- **Your instructions**
Set down the entries exactly as they appear, apart from the images, which stay out.

- **Data**
# # # # # # #
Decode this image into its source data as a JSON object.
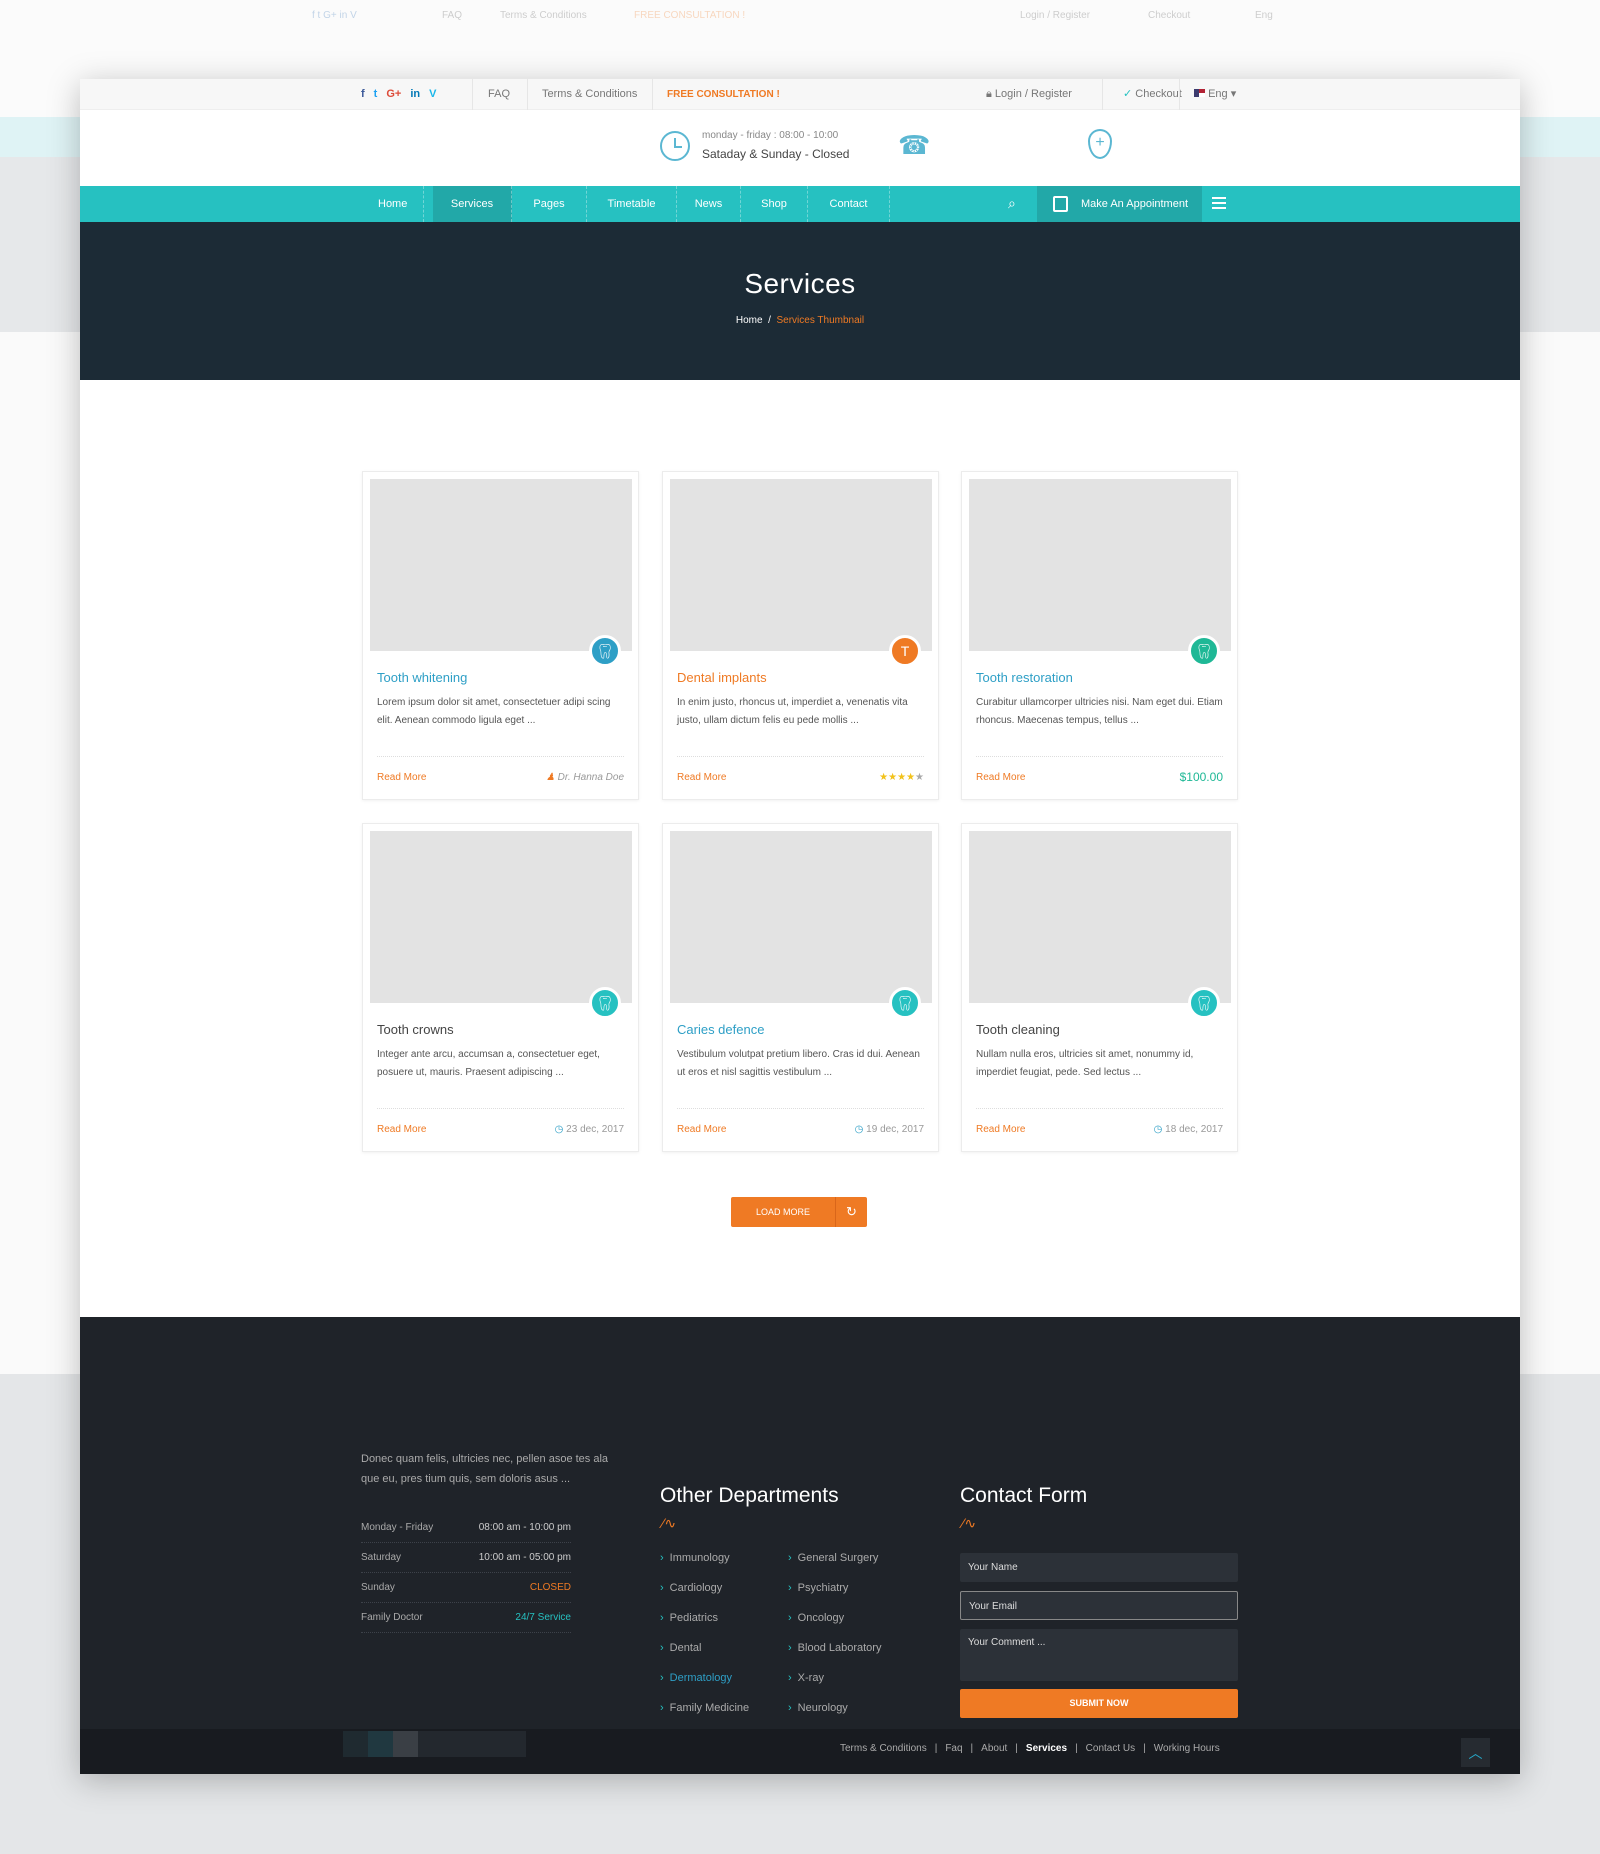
{
  "topbar": {
    "social": [
      "f",
      "t",
      "G+",
      "in",
      "V"
    ],
    "faq": "FAQ",
    "terms": "Terms & Conditions",
    "consult": "FREE CONSULTATION !",
    "login": "Login / Register",
    "checkout": "Checkout",
    "lang": "Eng"
  },
  "header": {
    "hours_weekday": "monday - friday : 08:00 - 10:00",
    "hours_weekend": "Sataday & Sunday - Closed"
  },
  "nav": {
    "items": [
      "Home",
      "Services",
      "Pages",
      "Timetable",
      "News",
      "Shop",
      "Contact"
    ],
    "active": "Services",
    "appointment": "Make An Appointment"
  },
  "hero": {
    "title": "Services",
    "crumb_home": "Home",
    "crumb_sep": "/",
    "crumb_current": "Services Thumbnail"
  },
  "cards": [
    {
      "title": "Tooth whitening",
      "text": "Lorem ipsum dolor sit amet, consectetuer adipi scing elit. Aenean commodo ligula eget ...",
      "read": "Read More",
      "meta": "Dr. Hanna Doe",
      "title_color": "#2e9fc6",
      "badge_color": "#2e9fc6"
    },
    {
      "title": "Dental implants",
      "text": "In enim justo, rhoncus ut, imperdiet a, venenatis vita justo, ullam dictum felis eu pede mollis ...",
      "read": "Read More",
      "rating": 4,
      "rating_max": 5,
      "title_color": "#ef7a24",
      "badge_color": "#ef7a24"
    },
    {
      "title": "Tooth restoration",
      "text": "Curabitur ullamcorper ultricies nisi. Nam eget dui. Etiam rhoncus. Maecenas tempus, tellus ...",
      "read": "Read More",
      "meta": "$100.00",
      "title_color": "#2e9fc6",
      "badge_color": "#1fb896"
    },
    {
      "title": "Tooth crowns",
      "text": "Integer ante arcu, accumsan a, consectetuer eget, posuere ut, mauris. Praesent adipiscing ...",
      "read": "Read More",
      "meta": "23 dec, 2017",
      "title_color": "#444444",
      "badge_color": "#26c1c1"
    },
    {
      "title": "Caries defence",
      "text": "Vestibulum volutpat pretium libero. Cras id dui. Aenean ut eros et nisl sagittis vestibulum ...",
      "read": "Read More",
      "meta": "19 dec, 2017",
      "title_color": "#2e9fc6",
      "badge_color": "#26c1c1"
    },
    {
      "title": "Tooth cleaning",
      "text": "Nullam nulla eros, ultricies sit amet, nonummy id, imperdiet feugiat, pede. Sed lectus ...",
      "read": "Read More",
      "meta": "18 dec, 2017",
      "title_color": "#444444",
      "badge_color": "#26c1c1"
    }
  ],
  "load_more": "LOAD MORE",
  "footer": {
    "about": "Donec quam felis, ultricies nec, pellen asoe tes ala que eu, pres tium quis, sem doloris asus ...",
    "hours": [
      {
        "day": "Monday - Friday",
        "time": "08:00 am - 10:00 pm"
      },
      {
        "day": "Saturday",
        "time": "10:00 am - 05:00 pm"
      },
      {
        "day": "Sunday",
        "time": "CLOSED"
      },
      {
        "day": "Family Doctor",
        "time": "24/7 Service"
      }
    ],
    "departments_title": "Other Departments",
    "departments": [
      "Immunology",
      "General Surgery",
      "Cardiology",
      "Psychiatry",
      "Pediatrics",
      "Oncology",
      "Dental",
      "Blood Laboratory",
      "Dermatology",
      "X-ray",
      "Family Medicine",
      "Neurology"
    ],
    "active_department": "Dermatology",
    "contact_title": "Contact Form",
    "name_placeholder": "Your Name",
    "email_placeholder": "Your Email",
    "comment_placeholder": "Your Comment ...",
    "submit": "SUBMIT NOW",
    "links": [
      "Terms & Conditions",
      "Faq",
      "About",
      "Services",
      "Contact Us",
      "Working Hours"
    ],
    "active_link": "Services"
  },
  "colors": {
    "teal": "#26c1c1",
    "orange": "#ef7a24",
    "navy": "#1c2b36",
    "footer": "#1f2329"
  }
}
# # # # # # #
- **Response to this exercise**
Decode this image into its source data as a JSON object.
{
  "topbar": {
    "social": [
      "f",
      "t",
      "G+",
      "in",
      "V"
    ],
    "faq": "FAQ",
    "terms": "Terms & Conditions",
    "consult": "FREE CONSULTATION !",
    "login": "Login / Register",
    "checkout": "Checkout",
    "lang": "Eng"
  },
  "header": {
    "hours_weekday": "monday - friday : 08:00 - 10:00",
    "hours_weekend": "Sataday & Sunday - Closed"
  },
  "nav": {
    "items": [
      "Home",
      "Services",
      "Pages",
      "Timetable",
      "News",
      "Shop",
      "Contact"
    ],
    "active": "Services",
    "appointment": "Make An Appointment"
  },
  "hero": {
    "title": "Services",
    "crumb_home": "Home",
    "crumb_sep": "/",
    "crumb_current": "Services Thumbnail"
  },
  "cards": [
    {
      "title": "Tooth whitening",
      "text": "Lorem ipsum dolor sit amet, consectetuer adipi scing elit. Aenean commodo ligula eget ...",
      "read": "Read More",
      "meta": "Dr. Hanna Doe",
      "title_color": "#2e9fc6",
      "badge_color": "#2e9fc6"
    },
    {
      "title": "Dental implants",
      "text": "In enim justo, rhoncus ut, imperdiet a, venenatis vita justo, ullam dictum felis eu pede mollis ...",
      "read": "Read More",
      "rating": 4,
      "rating_max": 5,
      "title_color": "#ef7a24",
      "badge_color": "#ef7a24"
    },
    {
      "title": "Tooth restoration",
      "text": "Curabitur ullamcorper ultricies nisi. Nam eget dui. Etiam rhoncus. Maecenas tempus, tellus ...",
      "read": "Read More",
      "meta": "$100.00",
      "title_color": "#2e9fc6",
      "badge_color": "#1fb896"
    },
    {
      "title": "Tooth crowns",
      "text": "Integer ante arcu, accumsan a, consectetuer eget, posuere ut, mauris. Praesent adipiscing ...",
      "read": "Read More",
      "meta": "23 dec, 2017",
      "title_color": "#444444",
      "badge_color": "#26c1c1"
    },
    {
      "title": "Caries defence",
      "text": "Vestibulum volutpat pretium libero. Cras id dui. Aenean ut eros et nisl sagittis vestibulum ...",
      "read": "Read More",
      "meta": "19 dec, 2017",
      "title_color": "#2e9fc6",
      "badge_color": "#26c1c1"
    },
    {
      "title": "Tooth cleaning",
      "text": "Nullam nulla eros, ultricies sit amet, nonummy id, imperdiet feugiat, pede. Sed lectus ...",
      "read": "Read More",
      "meta": "18 dec, 2017",
      "title_color": "#444444",
      "badge_color": "#26c1c1"
    }
  ],
  "load_more": "LOAD MORE",
  "footer": {
    "about": "Donec quam felis, ultricies nec, pellen asoe tes ala que eu, pres tium quis, sem doloris asus ...",
    "hours": [
      {
        "day": "Monday - Friday",
        "time": "08:00 am - 10:00 pm"
      },
      {
        "day": "Saturday",
        "time": "10:00 am - 05:00 pm"
      },
      {
        "day": "Sunday",
        "time": "CLOSED"
      },
      {
        "day": "Family Doctor",
        "time": "24/7 Service"
      }
    ],
    "departments_title": "Other Departments",
    "departments": [
      "Immunology",
      "General Surgery",
      "Cardiology",
      "Psychiatry",
      "Pediatrics",
      "Oncology",
      "Dental",
      "Blood Laboratory",
      "Dermatology",
      "X-ray",
      "Family Medicine",
      "Neurology"
    ],
    "active_department": "Dermatology",
    "contact_title": "Contact Form",
    "name_placeholder": "Your Name",
    "email_placeholder": "Your Email",
    "comment_placeholder": "Your Comment ...",
    "submit": "SUBMIT NOW",
    "links": [
      "Terms & Conditions",
      "Faq",
      "About",
      "Services",
      "Contact Us",
      "Working Hours"
    ],
    "active_link": "Services"
  },
  "colors": {
    "teal": "#26c1c1",
    "orange": "#ef7a24",
    "navy": "#1c2b36",
    "footer": "#1f2329"
  }
}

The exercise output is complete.